-- DATA FOR PROCESSING --
::::::::::
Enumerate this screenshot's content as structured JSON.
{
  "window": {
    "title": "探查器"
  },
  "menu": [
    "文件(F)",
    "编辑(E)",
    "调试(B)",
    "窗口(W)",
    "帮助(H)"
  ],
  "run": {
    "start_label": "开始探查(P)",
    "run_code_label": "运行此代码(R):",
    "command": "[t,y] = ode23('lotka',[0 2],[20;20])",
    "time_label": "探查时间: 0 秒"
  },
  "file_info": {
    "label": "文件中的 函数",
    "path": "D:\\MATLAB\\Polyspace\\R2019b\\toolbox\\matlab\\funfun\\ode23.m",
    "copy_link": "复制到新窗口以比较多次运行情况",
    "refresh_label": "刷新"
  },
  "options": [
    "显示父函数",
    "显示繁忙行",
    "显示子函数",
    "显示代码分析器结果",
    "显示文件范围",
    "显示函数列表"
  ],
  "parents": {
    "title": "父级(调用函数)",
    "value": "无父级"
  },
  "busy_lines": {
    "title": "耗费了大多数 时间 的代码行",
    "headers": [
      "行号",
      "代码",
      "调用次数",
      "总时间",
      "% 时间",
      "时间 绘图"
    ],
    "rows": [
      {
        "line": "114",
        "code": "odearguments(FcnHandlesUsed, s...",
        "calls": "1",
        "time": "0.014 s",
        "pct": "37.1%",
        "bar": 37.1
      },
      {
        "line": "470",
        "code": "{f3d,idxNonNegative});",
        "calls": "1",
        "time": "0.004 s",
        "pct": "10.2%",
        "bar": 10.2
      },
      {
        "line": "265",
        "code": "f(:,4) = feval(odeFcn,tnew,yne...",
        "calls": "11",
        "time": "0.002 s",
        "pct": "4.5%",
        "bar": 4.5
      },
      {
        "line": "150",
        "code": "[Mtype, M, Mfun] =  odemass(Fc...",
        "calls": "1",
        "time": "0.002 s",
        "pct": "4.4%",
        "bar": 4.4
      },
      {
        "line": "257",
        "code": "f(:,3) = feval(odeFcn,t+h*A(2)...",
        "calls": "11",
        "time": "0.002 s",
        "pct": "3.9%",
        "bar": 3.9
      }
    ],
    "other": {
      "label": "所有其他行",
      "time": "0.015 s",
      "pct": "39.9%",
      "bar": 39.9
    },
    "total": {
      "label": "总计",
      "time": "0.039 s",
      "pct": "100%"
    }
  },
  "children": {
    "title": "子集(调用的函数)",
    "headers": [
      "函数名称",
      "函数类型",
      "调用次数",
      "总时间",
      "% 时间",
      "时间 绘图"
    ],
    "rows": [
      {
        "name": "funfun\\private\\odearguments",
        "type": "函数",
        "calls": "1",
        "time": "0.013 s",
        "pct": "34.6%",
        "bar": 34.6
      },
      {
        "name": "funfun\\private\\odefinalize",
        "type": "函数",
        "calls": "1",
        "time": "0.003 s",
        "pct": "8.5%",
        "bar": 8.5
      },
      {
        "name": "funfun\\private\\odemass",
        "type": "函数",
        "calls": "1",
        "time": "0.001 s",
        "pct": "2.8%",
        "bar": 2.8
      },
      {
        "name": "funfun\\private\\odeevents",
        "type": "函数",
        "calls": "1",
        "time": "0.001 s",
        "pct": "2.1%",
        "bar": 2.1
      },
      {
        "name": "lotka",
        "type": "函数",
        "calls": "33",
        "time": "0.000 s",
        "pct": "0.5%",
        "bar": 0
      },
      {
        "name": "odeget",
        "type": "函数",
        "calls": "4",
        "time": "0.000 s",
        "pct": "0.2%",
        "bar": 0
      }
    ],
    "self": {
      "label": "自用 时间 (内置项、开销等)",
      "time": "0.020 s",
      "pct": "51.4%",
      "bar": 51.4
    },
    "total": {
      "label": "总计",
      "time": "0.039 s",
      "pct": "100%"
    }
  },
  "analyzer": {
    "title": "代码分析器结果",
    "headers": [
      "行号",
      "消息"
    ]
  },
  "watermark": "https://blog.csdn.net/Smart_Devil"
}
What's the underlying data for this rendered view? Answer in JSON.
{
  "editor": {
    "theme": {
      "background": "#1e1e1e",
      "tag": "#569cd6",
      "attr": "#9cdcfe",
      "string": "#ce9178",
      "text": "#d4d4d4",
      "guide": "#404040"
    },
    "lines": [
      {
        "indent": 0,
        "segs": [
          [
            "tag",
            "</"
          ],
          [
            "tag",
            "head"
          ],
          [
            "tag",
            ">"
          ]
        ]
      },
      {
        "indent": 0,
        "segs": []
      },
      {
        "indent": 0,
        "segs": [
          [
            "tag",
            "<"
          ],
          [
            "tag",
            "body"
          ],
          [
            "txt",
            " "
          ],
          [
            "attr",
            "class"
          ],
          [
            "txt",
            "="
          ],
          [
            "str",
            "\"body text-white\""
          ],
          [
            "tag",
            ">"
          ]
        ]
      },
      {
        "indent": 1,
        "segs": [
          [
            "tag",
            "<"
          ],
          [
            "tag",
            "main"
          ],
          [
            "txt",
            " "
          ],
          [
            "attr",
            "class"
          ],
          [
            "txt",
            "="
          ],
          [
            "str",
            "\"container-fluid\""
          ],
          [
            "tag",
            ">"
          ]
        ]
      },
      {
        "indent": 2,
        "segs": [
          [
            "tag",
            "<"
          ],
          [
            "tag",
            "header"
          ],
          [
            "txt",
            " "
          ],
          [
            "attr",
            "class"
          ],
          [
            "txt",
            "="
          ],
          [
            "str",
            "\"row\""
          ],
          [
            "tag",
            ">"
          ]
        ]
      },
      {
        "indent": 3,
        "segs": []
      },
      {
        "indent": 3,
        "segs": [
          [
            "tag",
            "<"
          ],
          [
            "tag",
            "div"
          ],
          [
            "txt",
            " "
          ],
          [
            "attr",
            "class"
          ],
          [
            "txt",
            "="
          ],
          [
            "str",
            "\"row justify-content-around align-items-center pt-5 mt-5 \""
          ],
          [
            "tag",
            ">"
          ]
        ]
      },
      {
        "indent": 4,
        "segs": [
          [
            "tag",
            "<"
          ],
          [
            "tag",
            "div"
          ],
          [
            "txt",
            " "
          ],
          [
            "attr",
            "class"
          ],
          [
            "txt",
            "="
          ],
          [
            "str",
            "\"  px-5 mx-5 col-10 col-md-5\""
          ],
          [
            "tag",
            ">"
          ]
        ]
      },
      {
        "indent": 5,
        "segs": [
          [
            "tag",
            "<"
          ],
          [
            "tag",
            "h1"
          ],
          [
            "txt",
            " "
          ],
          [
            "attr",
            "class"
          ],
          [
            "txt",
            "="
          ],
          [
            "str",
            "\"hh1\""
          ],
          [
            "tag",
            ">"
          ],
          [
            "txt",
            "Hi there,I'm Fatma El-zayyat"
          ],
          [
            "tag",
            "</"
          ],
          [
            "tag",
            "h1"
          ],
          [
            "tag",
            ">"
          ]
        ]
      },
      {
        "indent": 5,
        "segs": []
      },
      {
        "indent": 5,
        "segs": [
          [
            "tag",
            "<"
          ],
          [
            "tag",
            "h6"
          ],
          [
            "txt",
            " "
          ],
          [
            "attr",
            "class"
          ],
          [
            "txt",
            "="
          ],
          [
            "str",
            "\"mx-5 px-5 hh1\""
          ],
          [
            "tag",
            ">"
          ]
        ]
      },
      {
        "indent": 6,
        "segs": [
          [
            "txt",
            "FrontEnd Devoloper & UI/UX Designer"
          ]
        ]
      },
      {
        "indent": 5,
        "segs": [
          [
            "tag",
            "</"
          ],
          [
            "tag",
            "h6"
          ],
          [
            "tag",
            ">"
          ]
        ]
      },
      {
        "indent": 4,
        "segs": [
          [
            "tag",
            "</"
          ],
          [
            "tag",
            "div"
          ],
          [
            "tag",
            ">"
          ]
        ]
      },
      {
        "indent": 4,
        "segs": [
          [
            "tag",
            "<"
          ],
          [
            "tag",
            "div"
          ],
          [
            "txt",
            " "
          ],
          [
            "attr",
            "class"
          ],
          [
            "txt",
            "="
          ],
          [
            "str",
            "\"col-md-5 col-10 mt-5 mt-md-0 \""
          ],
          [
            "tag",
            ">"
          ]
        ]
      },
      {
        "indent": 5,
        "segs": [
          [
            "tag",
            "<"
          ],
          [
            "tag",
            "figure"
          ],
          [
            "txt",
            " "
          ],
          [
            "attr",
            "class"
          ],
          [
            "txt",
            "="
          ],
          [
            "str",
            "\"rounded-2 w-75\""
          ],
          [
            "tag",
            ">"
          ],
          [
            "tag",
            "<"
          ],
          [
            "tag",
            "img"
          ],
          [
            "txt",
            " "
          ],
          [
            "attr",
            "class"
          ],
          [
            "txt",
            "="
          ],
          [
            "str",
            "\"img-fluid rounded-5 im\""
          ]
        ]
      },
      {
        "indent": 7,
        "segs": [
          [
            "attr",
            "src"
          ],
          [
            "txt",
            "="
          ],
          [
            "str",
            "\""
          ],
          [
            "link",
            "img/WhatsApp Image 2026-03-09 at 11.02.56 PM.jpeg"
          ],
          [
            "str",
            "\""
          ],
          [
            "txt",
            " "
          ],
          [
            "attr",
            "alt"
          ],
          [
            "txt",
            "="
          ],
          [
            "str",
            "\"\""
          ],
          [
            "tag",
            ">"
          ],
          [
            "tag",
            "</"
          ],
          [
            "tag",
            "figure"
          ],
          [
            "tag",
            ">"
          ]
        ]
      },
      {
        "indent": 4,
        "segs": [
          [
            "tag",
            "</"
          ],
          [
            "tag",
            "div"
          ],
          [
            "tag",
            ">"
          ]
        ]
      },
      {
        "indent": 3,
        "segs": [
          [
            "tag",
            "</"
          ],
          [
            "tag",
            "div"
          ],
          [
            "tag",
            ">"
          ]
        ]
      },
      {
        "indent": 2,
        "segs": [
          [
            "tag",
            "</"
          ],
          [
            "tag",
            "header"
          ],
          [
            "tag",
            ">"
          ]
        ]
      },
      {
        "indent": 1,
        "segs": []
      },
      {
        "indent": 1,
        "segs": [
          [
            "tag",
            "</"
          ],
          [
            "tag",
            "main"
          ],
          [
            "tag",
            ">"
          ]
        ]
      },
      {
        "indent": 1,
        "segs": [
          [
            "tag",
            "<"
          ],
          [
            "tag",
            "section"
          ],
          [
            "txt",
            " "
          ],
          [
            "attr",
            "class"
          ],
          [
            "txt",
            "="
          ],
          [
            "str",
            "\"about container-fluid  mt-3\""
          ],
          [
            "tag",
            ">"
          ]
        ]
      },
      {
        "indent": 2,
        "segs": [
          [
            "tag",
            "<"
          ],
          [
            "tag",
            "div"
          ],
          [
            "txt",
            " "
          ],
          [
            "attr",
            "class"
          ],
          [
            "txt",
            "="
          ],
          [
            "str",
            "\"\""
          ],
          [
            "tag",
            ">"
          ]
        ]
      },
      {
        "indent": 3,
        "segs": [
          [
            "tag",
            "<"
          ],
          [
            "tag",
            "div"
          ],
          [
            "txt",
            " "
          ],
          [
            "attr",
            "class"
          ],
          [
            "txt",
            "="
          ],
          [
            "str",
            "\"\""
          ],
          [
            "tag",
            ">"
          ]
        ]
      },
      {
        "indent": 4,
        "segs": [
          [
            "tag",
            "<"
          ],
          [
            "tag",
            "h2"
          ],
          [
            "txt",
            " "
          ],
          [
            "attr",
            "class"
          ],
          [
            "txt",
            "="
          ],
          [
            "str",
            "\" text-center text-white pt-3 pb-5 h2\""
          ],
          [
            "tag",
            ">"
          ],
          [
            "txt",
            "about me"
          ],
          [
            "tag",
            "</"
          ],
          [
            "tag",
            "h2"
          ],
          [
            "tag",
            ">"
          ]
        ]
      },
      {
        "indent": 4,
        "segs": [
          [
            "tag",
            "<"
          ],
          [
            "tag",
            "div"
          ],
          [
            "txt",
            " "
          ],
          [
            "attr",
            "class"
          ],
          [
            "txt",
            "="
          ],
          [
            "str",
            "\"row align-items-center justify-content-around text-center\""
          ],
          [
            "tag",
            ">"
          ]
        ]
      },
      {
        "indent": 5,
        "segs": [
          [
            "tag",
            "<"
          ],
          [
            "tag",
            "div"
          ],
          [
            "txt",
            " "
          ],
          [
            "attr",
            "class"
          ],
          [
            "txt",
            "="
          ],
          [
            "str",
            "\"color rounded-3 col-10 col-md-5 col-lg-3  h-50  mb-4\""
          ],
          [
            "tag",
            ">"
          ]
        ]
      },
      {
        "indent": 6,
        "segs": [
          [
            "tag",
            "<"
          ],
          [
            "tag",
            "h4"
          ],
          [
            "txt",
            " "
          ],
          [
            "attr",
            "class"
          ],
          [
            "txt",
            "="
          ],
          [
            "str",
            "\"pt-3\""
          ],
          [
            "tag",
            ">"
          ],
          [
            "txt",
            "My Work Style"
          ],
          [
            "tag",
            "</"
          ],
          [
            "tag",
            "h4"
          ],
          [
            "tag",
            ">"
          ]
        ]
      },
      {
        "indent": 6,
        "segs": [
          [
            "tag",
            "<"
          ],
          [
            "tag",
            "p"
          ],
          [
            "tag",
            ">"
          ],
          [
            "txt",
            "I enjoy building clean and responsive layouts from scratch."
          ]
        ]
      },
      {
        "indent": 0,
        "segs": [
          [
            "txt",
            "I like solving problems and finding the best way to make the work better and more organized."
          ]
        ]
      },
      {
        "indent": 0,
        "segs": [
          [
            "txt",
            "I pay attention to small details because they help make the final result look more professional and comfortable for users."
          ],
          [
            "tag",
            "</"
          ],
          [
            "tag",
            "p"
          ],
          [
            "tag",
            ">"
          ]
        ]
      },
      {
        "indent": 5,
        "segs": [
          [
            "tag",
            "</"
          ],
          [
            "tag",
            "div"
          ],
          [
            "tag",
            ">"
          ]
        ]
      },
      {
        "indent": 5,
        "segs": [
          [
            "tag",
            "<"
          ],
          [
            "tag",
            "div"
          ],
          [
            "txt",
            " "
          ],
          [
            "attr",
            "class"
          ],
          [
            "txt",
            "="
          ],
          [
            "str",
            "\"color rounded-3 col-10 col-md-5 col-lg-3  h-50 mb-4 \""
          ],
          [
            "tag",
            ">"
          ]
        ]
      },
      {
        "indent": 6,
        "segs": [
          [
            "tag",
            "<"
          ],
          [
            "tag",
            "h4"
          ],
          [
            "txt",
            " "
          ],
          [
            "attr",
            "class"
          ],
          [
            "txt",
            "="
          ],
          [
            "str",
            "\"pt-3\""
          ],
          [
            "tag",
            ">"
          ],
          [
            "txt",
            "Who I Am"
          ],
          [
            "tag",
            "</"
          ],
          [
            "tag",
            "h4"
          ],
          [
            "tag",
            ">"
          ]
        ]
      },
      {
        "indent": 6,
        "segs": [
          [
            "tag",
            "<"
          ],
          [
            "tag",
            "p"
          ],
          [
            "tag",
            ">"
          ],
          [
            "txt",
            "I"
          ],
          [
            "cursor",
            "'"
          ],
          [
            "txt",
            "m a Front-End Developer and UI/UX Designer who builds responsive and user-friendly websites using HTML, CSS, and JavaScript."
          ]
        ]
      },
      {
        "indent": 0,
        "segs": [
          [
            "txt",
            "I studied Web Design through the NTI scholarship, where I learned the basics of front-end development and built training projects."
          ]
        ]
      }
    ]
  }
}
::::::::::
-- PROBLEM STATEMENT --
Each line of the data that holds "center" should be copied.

-- SOLUTION TO THIS EXERCISE --
            "\"row justify-content-around align-items-center pt-5 mt-5 \""
            "\" text-center text-white pt-3 pb-5 h2\""
            "\"row align-items-center justify-content-around text-center\""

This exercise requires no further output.